[1] Obituary, Bay of Plenty Times, Vol LIV, Issue 9262, 16 August 1926,
[2] Report of the Dairy Industry Commission, H-30 of 1934,
[3] Acknowledgements are due to Bell’s daughter Margaret Mackersey, who kindly allowed access to his small archive of Minutes and associated papers from his time as Director of the Tauranga Co-Operative Dairy Company.
[5] He took over from C E McMillan, MP who held office until 1926:
[8] Ibid: It seems to have been a preferential voting process: total votes cast were significantly fewer than votes enumerated for the seven nominees.
[9] Ibid: Bell may not have been present when the results were announced.  The BP Times records thanks to supporters being offered only by Keam, Clarke and Bayley.
[10] Bell archive, Minutes of meeting of Board of Directors 9 September 1933, p.2., Collection of Margaret Mackersey, nee Bell
[12] Bell archive, Minutes of meeting of Board of Directors 14 October 1933 p.4., Collection of Margaret Mackersey, nee Bell
[13] Ibid: all further quotes are from this source.
[14] Sharp, Tudhope & Auld, a firm still practising in Tauranga.
[15] Op. cit: Bell archive, 14 October 1933. Perhaps indicating that the legal opinion had yet to be put into writing? Collection of Margaret Mackersey, nee Bell

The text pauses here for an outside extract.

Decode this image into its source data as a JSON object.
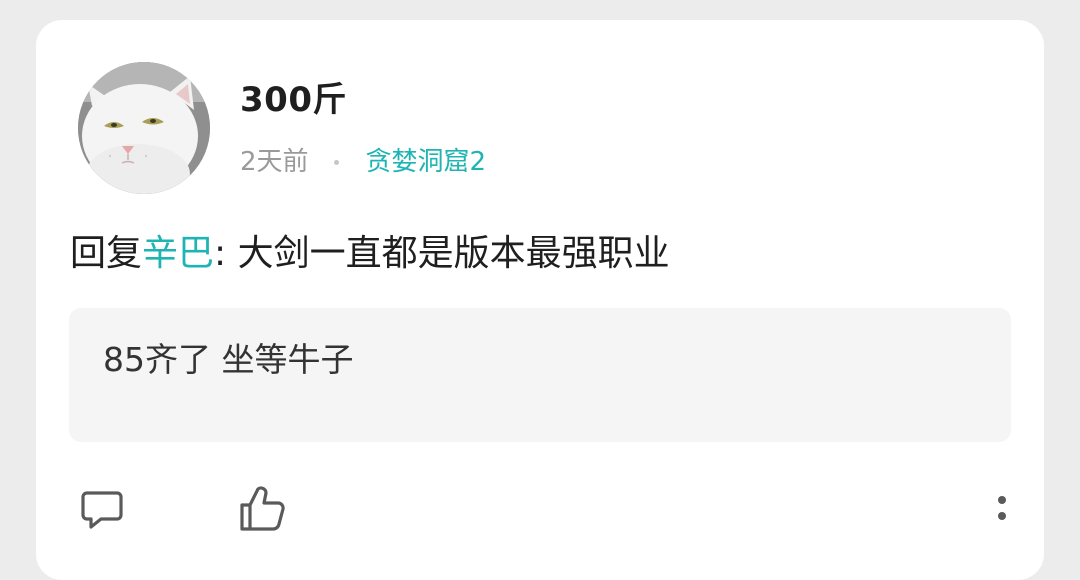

[16] He was re-elected in 1934 (W. P. Bell did not stand) and was still being elected to the Association in 1945: